, love the cow-deer-whatever skull!!
I forget what kind of bead it is I made in the next row. . .
The general method of making a mirror-image symmetrical pattern in a polymer clay bead from scraps, is called a "Natasha" bead
(after Natasha Fleishig). Various clayers were making symmetical abstract images before that, like Dave Edwards, but she was the one who popularized the 4-sided type many years ago.
(there's more info on making Natasha beads on this page for anyone interested:http://www.glassattic.com/polymer/beads.htm
......look under Symmetrical Pattern Beads
And there's more info on doing symmetry with canes
in particular, on this page:http://www.glassattic.com/polymer/canes--instructions.htm
....esp. under Symmetry & Repetition
How did you do the magazine transfer? I've read about using liquid sculpey in a decoupage sort of way or with transferring ink jet copies but not with something like a magazine pic.merbs
, magazine pages are usually the easiest images to transfer, especially for beginners who haven't figured out yet exactly which combination of variables works for them
... which includes many clayers! They're great fun to do because the images are so saturated with color and they release so easily.
Papers used for "good" magazines are "clay-coated" and are therefore slick and glossy.
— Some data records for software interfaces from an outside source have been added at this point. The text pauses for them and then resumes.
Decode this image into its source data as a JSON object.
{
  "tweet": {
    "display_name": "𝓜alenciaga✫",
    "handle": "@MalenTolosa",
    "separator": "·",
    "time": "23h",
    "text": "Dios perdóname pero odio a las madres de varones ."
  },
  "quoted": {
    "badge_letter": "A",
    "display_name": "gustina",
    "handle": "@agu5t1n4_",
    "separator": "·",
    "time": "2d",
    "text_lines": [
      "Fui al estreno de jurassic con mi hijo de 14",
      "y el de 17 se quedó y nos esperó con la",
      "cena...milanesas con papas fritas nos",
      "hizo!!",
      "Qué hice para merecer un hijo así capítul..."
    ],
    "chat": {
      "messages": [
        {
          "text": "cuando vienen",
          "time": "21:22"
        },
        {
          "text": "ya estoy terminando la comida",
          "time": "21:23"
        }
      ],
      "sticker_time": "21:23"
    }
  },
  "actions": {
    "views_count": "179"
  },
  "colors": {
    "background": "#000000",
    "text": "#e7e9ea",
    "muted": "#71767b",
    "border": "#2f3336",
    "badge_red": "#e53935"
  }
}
Almost any magazine with "quality" pages will work, but interestingly many magazine covers
On thing to note when making transfers from magazine pages though is that the images will necessarily be reversed if they're made directly onto clay
(since they can't be flipped in the computer when using a printer).
If they're made as freestanding "decals" though, they can be placed onto the clay flipped over
so they will be the correct orientation.
For Translucent Liquid Sculpey, this will usually mean that the image is a little frosty (depending on how thick the decal transfer is made), but the other brands of liquid clay (the Kato brand, and the Fimo brand) are clearer so the images will have a less frosty look when reversed and viewed through
the cured liquid clay.
Btw, there are some tips on soaking, etc. to remove the paper when making transfers on this page, if you want to check them out:http://www.glassattic.com/polymer/transfers.htm
> Basic Instructions